  13. Talanta. 2023 Mar 04. pii: S0039-9140(23)00167-4. [Epub ahead of print]258 124416
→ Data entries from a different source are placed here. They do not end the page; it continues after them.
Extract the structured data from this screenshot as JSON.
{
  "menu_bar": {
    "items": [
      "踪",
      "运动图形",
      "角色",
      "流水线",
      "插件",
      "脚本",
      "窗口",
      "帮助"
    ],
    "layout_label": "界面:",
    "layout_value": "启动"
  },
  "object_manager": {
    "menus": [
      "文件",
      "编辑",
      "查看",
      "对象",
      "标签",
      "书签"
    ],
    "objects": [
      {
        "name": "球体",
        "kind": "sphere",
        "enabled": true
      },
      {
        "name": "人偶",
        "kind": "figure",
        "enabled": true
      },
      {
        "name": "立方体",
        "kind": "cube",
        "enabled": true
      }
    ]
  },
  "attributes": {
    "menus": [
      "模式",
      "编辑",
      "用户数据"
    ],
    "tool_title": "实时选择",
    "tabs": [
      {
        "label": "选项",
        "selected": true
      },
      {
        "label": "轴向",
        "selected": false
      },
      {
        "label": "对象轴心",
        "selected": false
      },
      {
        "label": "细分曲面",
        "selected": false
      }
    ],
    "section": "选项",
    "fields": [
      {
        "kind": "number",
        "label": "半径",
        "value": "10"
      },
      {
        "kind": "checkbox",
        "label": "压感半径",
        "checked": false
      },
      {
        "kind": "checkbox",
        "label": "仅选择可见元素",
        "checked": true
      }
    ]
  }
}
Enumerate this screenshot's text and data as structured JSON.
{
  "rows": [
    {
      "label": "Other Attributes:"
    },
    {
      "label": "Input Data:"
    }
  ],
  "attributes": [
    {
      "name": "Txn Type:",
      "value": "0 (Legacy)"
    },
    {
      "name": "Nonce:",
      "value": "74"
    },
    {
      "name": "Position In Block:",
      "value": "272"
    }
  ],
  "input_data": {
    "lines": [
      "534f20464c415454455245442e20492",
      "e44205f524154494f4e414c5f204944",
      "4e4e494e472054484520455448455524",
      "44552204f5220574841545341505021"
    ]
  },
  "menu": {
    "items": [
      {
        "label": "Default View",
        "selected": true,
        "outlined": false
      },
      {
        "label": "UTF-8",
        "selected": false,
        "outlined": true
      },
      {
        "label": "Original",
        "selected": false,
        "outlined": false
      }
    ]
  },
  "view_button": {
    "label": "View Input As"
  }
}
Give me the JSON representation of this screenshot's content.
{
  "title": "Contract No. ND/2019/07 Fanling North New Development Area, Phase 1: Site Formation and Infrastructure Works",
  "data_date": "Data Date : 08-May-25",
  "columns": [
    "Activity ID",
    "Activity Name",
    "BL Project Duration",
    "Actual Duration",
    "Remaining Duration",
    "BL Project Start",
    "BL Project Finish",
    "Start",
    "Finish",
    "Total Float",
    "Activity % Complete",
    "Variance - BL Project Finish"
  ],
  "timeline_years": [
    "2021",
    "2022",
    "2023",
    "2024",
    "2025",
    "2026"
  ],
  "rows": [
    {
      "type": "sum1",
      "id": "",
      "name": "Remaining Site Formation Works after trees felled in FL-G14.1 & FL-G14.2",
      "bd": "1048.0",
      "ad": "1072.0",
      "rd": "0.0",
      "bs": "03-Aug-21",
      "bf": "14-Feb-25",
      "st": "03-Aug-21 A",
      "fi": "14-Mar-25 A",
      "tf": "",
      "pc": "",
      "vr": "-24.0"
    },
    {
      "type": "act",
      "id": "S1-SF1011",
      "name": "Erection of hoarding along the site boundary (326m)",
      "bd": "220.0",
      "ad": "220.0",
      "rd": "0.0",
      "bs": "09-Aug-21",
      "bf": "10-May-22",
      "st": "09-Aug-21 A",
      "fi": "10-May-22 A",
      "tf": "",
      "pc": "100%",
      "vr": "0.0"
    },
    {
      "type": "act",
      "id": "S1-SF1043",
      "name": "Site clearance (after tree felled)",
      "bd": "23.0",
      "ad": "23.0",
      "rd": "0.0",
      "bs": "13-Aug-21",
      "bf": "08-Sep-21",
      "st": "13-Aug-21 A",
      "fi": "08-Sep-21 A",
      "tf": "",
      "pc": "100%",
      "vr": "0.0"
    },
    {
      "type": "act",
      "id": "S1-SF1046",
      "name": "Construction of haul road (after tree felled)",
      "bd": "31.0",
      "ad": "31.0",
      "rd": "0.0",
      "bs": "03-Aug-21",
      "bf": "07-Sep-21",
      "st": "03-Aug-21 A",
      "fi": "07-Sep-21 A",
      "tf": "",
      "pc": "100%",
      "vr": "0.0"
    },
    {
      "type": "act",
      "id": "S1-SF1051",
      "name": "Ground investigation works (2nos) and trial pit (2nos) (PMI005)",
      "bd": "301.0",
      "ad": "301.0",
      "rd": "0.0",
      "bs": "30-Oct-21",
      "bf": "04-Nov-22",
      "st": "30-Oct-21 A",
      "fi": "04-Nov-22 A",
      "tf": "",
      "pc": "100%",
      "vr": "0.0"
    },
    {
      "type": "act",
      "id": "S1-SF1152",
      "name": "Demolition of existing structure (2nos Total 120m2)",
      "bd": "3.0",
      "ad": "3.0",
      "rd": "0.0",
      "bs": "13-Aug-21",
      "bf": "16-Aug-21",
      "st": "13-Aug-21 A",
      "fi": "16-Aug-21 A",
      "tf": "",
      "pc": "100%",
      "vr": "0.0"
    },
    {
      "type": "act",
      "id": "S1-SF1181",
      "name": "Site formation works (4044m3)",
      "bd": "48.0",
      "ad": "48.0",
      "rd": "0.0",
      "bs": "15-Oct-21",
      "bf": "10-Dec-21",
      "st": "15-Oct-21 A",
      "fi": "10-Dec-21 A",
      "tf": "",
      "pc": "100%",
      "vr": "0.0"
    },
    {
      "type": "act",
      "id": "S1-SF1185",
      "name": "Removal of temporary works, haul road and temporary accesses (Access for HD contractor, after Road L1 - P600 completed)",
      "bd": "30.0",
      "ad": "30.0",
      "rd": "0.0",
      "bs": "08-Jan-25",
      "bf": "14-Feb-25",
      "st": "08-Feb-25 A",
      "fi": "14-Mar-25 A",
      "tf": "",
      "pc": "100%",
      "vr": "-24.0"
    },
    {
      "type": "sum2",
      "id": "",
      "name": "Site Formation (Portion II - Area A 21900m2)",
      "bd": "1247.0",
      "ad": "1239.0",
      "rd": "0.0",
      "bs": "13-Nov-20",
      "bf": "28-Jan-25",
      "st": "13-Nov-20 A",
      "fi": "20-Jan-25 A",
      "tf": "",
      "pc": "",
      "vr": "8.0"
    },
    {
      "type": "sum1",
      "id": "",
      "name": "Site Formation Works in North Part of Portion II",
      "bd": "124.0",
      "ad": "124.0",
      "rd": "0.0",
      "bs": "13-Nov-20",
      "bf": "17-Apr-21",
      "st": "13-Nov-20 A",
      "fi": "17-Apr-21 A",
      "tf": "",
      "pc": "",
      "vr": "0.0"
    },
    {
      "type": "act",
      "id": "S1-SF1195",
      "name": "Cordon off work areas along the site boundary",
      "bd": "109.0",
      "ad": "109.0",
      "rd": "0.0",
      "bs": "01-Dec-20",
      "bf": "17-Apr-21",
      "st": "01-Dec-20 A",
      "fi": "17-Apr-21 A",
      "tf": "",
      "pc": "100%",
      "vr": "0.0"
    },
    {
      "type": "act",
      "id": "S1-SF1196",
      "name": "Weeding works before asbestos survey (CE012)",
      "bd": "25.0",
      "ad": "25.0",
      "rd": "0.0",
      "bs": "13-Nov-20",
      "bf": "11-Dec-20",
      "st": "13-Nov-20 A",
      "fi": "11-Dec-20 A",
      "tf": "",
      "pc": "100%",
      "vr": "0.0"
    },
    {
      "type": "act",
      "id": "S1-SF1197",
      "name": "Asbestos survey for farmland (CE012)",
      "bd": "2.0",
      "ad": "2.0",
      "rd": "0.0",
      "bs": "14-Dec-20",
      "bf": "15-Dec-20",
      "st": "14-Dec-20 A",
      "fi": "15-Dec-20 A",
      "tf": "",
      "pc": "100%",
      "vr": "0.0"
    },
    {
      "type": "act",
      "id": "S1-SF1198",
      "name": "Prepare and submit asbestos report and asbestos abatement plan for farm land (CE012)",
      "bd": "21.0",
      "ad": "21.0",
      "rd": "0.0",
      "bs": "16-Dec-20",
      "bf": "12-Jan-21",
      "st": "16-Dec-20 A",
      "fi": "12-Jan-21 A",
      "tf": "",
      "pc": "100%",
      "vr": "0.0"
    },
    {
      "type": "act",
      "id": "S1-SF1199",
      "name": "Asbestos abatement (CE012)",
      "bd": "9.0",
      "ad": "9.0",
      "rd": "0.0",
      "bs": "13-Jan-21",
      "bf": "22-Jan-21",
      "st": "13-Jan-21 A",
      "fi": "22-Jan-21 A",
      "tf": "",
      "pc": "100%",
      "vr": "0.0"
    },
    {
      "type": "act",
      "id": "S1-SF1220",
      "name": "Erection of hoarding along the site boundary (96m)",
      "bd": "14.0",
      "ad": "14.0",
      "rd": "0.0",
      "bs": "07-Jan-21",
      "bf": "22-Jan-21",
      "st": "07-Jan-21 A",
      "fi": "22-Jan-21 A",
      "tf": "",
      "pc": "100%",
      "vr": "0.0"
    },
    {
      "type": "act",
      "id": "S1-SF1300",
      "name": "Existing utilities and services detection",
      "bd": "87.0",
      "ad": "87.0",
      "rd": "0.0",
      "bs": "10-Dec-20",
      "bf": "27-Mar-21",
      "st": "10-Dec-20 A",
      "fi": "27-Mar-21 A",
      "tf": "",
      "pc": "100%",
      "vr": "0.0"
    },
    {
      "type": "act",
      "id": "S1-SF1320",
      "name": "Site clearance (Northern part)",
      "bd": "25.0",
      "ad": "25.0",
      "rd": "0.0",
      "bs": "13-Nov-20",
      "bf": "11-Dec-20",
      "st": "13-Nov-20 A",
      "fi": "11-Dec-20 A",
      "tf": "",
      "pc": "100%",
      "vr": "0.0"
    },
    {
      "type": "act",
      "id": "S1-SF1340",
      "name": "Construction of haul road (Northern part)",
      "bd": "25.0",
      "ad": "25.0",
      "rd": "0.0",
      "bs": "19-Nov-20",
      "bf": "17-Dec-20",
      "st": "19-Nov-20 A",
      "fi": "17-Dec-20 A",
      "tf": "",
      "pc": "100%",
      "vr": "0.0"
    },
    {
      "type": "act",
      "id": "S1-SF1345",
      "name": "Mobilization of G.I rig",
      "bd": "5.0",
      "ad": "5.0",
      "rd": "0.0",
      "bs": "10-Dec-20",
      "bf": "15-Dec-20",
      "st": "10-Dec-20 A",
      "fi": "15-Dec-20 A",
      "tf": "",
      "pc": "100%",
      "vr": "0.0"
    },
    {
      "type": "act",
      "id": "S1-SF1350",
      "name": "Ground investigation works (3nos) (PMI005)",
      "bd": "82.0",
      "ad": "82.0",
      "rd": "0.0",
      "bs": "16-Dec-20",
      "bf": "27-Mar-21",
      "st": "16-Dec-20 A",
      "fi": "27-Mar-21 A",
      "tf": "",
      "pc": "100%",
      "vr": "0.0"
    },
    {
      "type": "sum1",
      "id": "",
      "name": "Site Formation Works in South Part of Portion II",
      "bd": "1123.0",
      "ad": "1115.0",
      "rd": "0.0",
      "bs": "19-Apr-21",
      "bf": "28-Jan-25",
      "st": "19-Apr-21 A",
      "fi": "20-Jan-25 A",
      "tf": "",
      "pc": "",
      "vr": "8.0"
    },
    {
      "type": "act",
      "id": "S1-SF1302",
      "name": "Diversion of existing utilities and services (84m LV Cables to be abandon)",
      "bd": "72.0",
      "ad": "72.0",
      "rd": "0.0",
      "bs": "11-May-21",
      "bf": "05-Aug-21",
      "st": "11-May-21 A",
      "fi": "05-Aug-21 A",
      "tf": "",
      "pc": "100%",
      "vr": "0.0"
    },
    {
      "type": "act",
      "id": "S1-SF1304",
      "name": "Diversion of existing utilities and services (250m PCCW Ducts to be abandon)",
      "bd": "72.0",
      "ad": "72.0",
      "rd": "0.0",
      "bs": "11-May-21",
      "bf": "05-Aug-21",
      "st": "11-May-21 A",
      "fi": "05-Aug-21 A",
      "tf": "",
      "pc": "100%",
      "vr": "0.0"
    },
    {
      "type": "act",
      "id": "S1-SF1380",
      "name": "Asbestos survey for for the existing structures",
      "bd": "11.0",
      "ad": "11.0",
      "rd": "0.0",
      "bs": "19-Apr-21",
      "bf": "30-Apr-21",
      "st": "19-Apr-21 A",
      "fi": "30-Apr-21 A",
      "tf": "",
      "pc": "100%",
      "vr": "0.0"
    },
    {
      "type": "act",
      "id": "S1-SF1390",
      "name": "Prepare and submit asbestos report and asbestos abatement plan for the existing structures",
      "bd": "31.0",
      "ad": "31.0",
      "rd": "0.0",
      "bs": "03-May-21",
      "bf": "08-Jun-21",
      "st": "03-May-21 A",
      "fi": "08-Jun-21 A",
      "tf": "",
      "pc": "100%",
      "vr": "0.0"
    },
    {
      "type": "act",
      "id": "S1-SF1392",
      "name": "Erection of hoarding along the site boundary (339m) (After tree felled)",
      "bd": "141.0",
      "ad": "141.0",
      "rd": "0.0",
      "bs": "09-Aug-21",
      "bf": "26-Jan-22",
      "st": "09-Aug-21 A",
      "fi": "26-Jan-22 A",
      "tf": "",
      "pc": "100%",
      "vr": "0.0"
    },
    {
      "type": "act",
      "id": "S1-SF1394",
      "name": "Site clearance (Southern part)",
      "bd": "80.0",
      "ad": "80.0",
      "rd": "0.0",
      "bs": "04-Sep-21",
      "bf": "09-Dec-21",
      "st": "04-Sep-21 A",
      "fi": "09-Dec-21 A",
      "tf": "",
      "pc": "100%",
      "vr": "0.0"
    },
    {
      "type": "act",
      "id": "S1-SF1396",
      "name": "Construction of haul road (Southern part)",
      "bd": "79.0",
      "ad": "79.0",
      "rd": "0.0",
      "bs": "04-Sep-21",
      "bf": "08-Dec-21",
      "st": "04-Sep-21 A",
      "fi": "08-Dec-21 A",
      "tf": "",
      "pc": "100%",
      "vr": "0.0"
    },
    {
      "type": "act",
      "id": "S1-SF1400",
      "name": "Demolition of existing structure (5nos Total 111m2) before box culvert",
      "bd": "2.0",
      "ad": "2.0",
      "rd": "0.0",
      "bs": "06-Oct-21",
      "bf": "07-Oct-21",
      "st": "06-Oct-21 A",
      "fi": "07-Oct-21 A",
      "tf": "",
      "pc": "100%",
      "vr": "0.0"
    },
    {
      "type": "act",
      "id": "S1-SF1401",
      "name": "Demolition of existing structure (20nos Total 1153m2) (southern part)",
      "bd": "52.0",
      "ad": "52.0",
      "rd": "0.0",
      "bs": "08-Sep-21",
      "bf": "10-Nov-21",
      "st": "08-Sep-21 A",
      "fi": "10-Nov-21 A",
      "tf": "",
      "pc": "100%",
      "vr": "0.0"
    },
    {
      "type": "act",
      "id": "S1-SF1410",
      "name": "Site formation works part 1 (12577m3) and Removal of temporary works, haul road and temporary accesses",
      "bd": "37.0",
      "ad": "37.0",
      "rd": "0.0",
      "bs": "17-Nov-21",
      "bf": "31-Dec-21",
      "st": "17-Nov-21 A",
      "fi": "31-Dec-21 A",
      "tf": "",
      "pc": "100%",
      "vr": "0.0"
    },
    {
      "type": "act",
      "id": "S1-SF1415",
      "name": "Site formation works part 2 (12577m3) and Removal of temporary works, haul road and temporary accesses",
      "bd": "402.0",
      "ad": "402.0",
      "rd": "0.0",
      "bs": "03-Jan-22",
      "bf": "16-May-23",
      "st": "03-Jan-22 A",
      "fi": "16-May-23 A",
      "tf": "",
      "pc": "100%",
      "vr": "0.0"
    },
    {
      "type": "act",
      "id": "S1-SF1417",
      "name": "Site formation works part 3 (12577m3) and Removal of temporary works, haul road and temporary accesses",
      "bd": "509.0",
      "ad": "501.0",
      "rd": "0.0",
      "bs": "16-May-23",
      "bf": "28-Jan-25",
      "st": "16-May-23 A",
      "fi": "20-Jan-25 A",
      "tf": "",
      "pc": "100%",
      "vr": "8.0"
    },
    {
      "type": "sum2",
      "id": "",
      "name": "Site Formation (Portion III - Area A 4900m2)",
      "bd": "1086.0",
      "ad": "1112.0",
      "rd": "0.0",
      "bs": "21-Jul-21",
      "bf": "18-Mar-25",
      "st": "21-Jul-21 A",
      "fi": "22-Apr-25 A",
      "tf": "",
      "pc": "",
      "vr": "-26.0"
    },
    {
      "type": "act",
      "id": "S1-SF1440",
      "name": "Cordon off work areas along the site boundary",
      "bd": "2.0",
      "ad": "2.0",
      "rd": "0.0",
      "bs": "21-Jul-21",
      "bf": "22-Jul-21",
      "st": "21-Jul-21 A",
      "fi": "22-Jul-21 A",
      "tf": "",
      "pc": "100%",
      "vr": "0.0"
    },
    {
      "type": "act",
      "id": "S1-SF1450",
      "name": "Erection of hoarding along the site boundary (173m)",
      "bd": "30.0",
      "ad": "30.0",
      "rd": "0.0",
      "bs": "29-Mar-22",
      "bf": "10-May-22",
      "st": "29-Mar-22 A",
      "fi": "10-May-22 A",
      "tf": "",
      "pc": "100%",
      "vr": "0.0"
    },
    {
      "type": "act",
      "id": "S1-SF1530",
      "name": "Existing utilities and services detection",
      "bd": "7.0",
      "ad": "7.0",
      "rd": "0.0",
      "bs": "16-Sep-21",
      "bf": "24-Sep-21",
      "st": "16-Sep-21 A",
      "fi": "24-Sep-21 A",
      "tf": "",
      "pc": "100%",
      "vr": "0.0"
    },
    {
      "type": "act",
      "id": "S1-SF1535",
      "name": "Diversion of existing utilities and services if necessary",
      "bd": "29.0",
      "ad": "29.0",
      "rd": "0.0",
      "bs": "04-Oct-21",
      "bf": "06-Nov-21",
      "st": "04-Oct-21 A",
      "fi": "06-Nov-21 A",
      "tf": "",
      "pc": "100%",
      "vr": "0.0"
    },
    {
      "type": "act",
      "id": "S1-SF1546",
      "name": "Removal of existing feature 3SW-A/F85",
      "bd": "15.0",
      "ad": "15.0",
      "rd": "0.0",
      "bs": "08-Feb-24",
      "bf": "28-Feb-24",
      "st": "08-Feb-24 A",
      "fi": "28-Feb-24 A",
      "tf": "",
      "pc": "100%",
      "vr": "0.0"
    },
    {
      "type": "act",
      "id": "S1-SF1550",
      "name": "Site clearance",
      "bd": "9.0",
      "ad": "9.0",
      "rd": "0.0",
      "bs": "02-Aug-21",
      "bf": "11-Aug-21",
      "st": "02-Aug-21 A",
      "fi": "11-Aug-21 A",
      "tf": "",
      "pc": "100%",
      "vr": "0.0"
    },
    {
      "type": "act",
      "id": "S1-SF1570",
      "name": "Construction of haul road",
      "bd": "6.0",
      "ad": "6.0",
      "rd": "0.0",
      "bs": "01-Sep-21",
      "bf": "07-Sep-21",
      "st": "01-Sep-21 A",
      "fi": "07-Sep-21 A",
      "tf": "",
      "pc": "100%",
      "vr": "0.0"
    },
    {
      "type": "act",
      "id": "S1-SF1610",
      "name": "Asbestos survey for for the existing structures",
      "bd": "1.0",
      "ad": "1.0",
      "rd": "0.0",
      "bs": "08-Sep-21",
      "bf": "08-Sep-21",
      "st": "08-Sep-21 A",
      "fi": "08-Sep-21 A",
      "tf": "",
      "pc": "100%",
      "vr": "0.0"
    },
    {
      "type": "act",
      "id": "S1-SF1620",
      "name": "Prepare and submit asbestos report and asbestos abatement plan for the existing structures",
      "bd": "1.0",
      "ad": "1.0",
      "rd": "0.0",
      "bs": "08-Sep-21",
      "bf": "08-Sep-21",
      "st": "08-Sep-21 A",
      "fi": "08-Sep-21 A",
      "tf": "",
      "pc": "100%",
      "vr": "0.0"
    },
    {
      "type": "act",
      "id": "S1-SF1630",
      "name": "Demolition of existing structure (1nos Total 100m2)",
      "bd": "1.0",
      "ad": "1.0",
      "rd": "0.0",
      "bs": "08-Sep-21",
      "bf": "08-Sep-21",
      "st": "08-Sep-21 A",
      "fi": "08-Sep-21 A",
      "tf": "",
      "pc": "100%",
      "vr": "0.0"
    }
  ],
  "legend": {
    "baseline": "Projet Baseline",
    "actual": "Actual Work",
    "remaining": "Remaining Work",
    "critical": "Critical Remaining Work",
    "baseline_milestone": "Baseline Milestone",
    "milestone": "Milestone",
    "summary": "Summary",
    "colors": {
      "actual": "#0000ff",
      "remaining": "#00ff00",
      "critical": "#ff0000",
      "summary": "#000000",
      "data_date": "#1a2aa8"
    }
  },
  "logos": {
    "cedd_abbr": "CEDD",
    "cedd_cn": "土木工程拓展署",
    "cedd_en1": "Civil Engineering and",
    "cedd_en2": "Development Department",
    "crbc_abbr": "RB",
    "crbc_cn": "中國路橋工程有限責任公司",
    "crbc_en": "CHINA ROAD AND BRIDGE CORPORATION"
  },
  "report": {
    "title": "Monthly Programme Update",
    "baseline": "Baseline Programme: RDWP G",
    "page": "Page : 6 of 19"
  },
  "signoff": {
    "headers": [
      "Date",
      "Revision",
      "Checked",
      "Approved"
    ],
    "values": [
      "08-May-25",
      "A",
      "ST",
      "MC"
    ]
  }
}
      Simultaneous extraction of various types of biomolecule from a single sample can be beneficial for multiomics studies of unique specimens. An efficient and convenient sample preparation approach must be developed that can comprehensively isolate and extract biomolecules from one sample. TRIzol reagent is widely used in biological studies for DNA, RNA, and protein isolation. This study evaluated the feasibility of using TRIzol reagent for the simultaneous isolation of not only DNA, RNA, and proteins but also metabolites and lipids from a single sample. Through the comparison of known metabolites and lipids obtained using the conventional methanol (MeOH) and methyl-tert-butyl ether (MTBE) extraction methods, we determined the presence of metabolites and lipids in the supernatant during TRIzol sequential isolation. Finally, we performed untargeted metabolomics and lipidomics to examine metabolite and lipid alterations associated with the jhp0417 mutation in Helicobacter pylori by using the TRIzol sequential isolation protocol and MeOH and MTBE extraction methods. Metabolites and lipids with significant differences isolated using the TRIzol sequential isolation protocol were consistent with those obtained using the conventional MeOH and MTBE extraction methods. These results indicated that TRIzol reagent can be used to simultaneously isolate metabolites and lipids from a single sample. Thus, TRIzol reagent can be used in biological and clinical research, especially in multiomics studies.
    Keywords:  Lipidomics; Metabolomics; Multiomics; Sequential isolation; TRIzol
  14. J Sep Sci. 2023 Mar 06. e2201003
      N,N-dimethylacetamide is an excipient used in intravenous busulfan formulations, administered prior to haematopoietic stem cell transplantation. This study aimed to develop and validate a liquid chromatography-tandem mass spectrometry method for simultaneous quantification of N,N-dimethylacetamide and its metabolite N-monomethylacetamide in paediatric plasma for patients receiving busulfan. A 4 μL aliquot of patient plasma was extracted using 196 μL 50% methanol solution and quantified against calibrators prepared in the extraction solvent given negligible matrix effects across three concentrations. 9 [H2 ]-N,N-dimethylacetamide was used as an internal standard. Separation of N,N-dimethylacetamide and N-monomethylacetamide was achieved using a Kinetex® EVO C18 stationary phase (100mm × 2.1mm × 2.6μm) running an isocratic mobile phase of 30% methanol containing 0.1% formic acid at a flow of 0.2 mL/min over 3.0 minutes and an injection volume of 1 μL. N,N-dimethylacetamide and N-monomethylacetamide were linear up to 1200 μg/L and 200 μg/L (lower limit of quantification 1 μg/L for both analytes), respectively. Calibrator accuracy and precision were within ± 10% of the test parameters across four concentration levels. Analytes were stable over 14 days at three different storage conditions. This method was successfully applied to measure N,N-dimethylacetamide and N-monomethylacetamide concentrations in 77 paediatric patients, totalling 1,265 plasma samples. This article is protected by copyright. All rights reserved.
    Keywords:  N,N-dimethylacetamide; N-monomethylacetamide; liquid chromatography-tandem mass spectrometry; method validation; pharmacokinetics